Little Narragansett Bay

 

Why the study?

Save The Bay’s study of water quality conditions in Little Narragansett Bay and the Pawcatuck River began in 2008, one year after the organization expanded its geographic scope to the South Coast and Little Narragansett Bay and created its South County Coastkeeper program. The Coastkeeper program and the study are generously funded by the Forrest and Frances Lattner Foundation.

Why a call to action

The Pawcatuck River and Little Narragansett Bay define this region on the border of Rhode Island and Connecticut. It is ecologically phenomenal in its beauty and the diversity of marine life that call the area home. It is also economically important to both states and the towns along its shorelines and recreationally important to the people who live and visit the area. It is indeed valuable, and equally fragile, due to its topography and shallow depths, pressure for development, human impacts and changing climate conditions. Therefore, it is crucial that it be protected now, so that it continues to serve this area and its communities in so many ways.

Little Narragansett Bay and the Pawcatuck River are beautiful, recreational areas under great pressure for further development. They are increasingly stressed by elevated bacteria levels from human and animal waste, high nutrient loads from fertilizers, waterfowl waste and sewage, and diminishing oxygen levels needed for marine life to survive.
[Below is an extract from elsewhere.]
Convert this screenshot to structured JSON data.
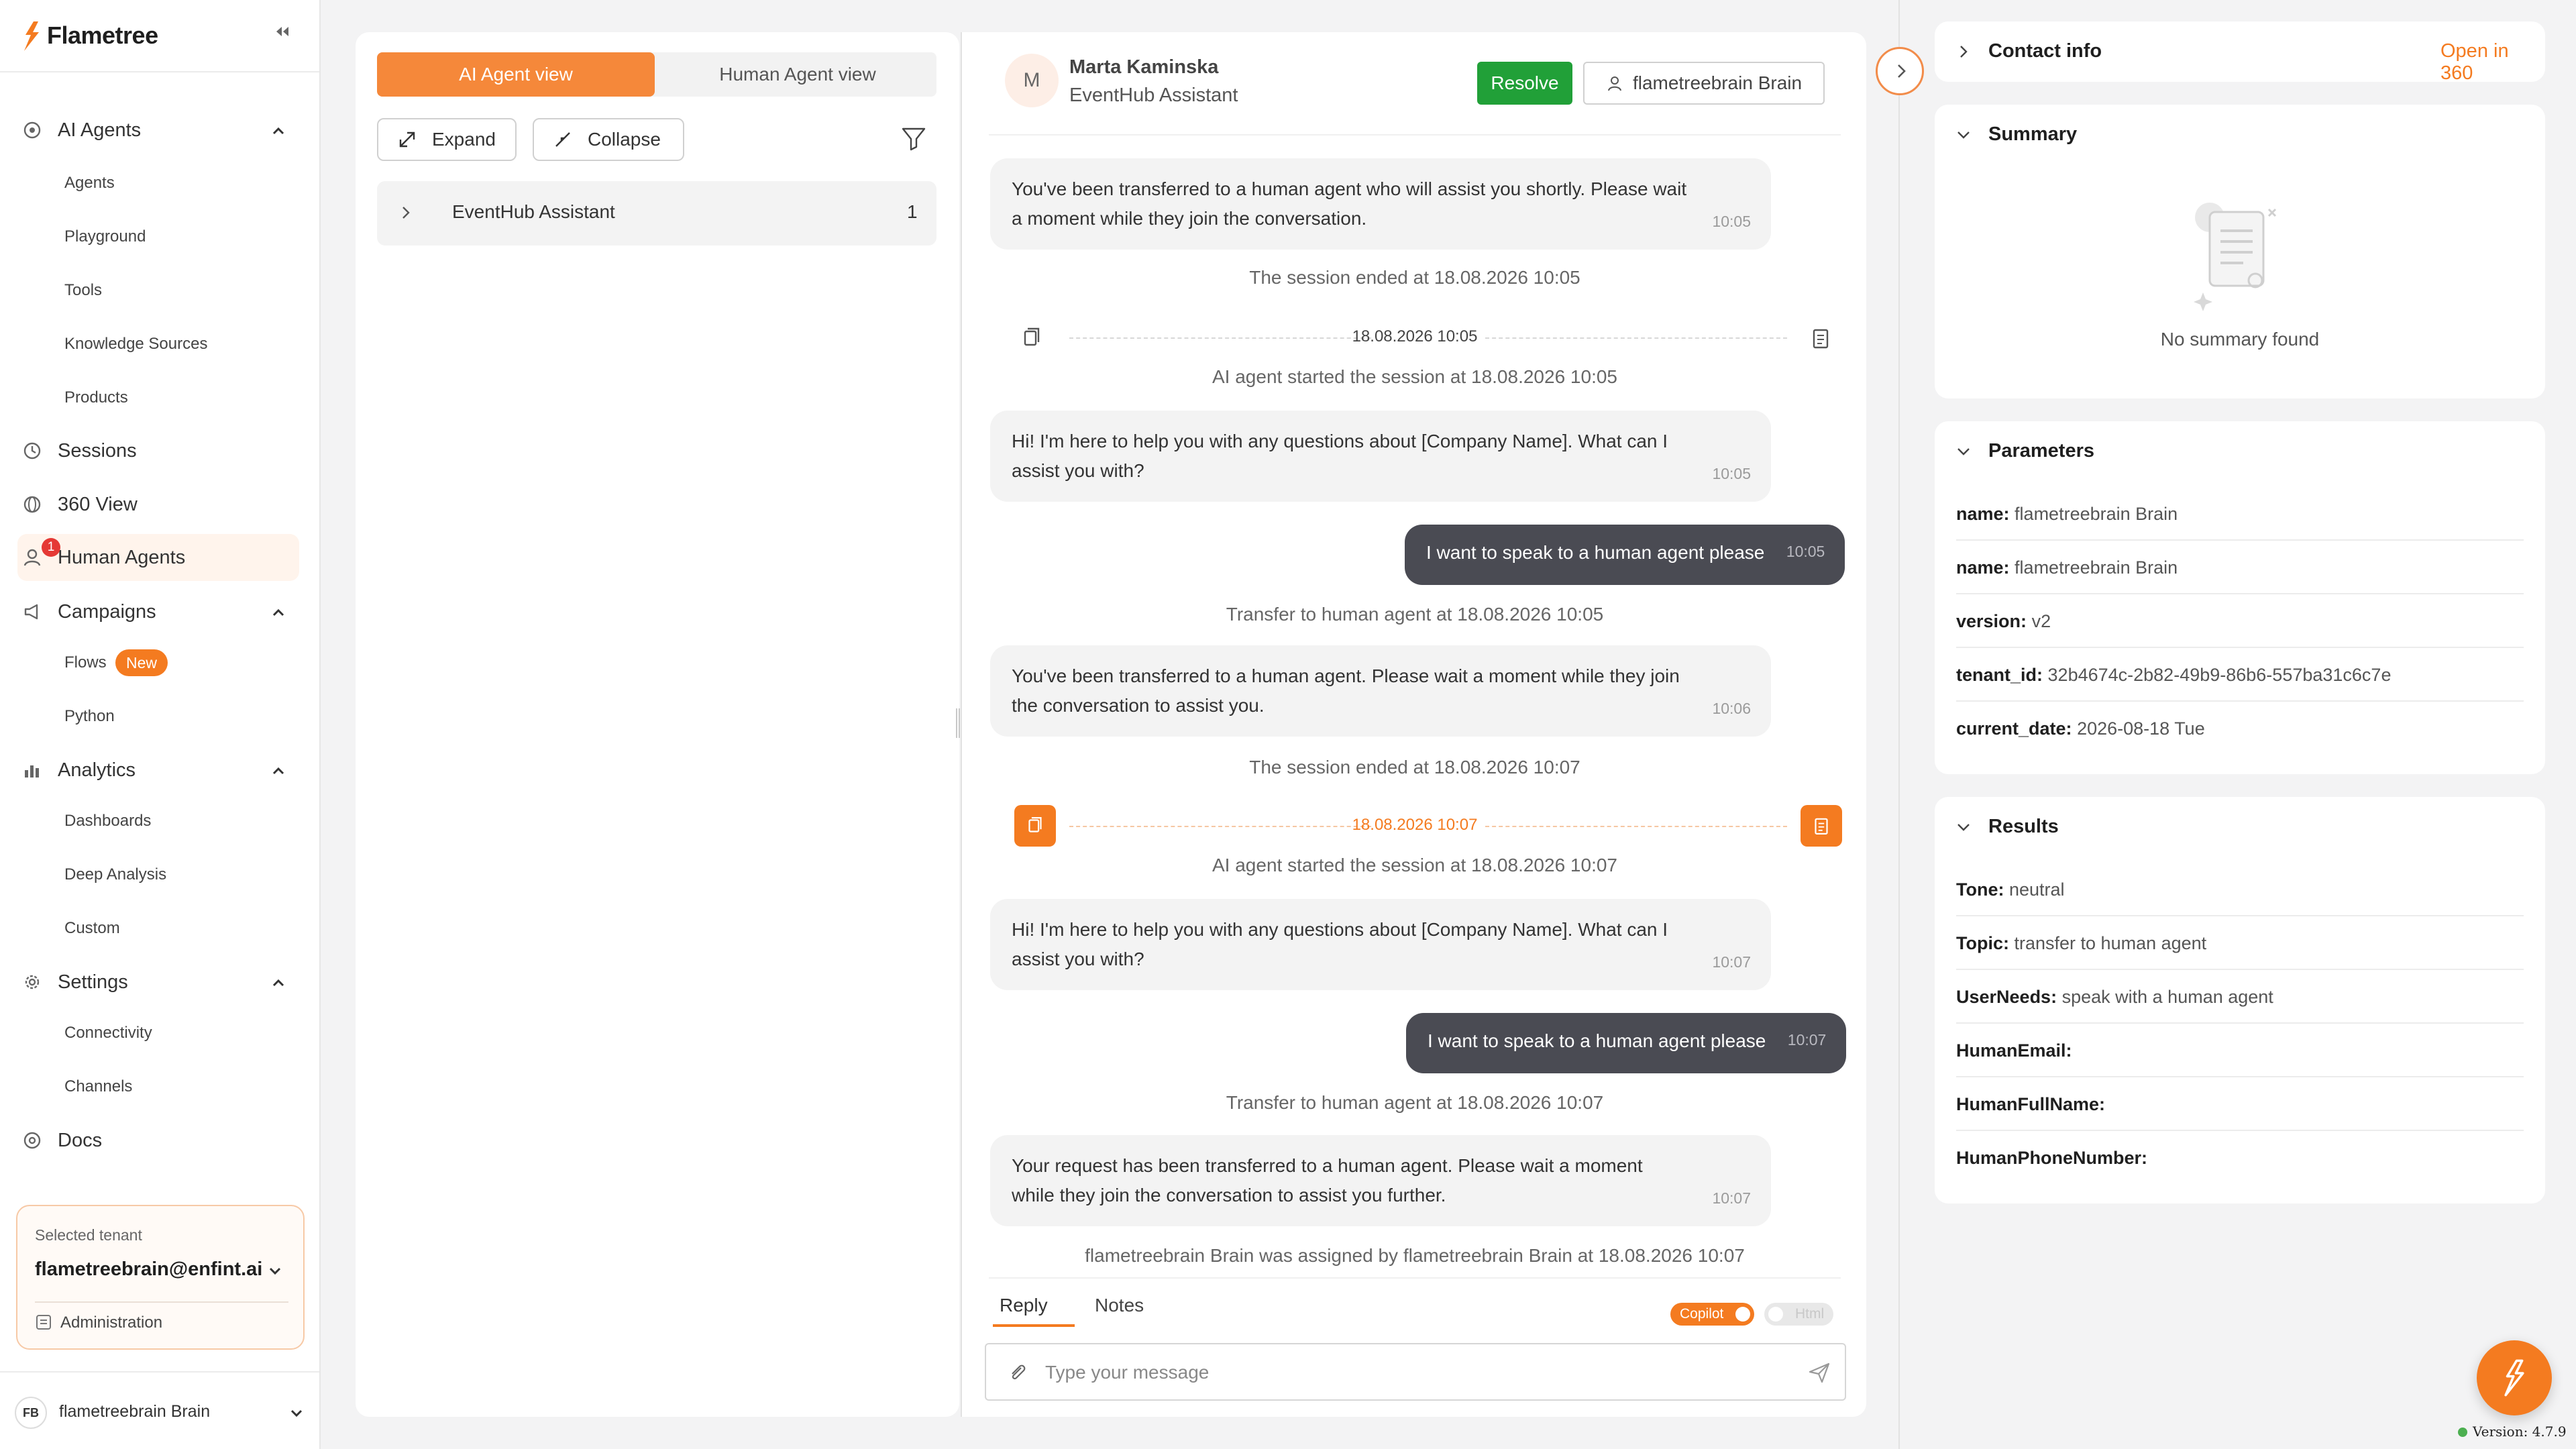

If communities become complacent about the protection of these waters, water quality will further degrade, as bacterial and nutrient levels continue to rise and dissolved oxygen plummets.

Why now?

The Pawcatuck River estuary has been studied for decades by state agencies, universities, and environmental organizations. Water quality data continues to show consistent water quality impairments across shared boundaries. Now, we turn to action.

Save The Bay hopes to unite the towns and citizens of Stonington, Westerly, and communities upstream in a common interest to protect their region’s most important ecological and recreational estuary, so that it will remain healthy enough for future generation to enjoy and continue to thrive as an economic engine for the region.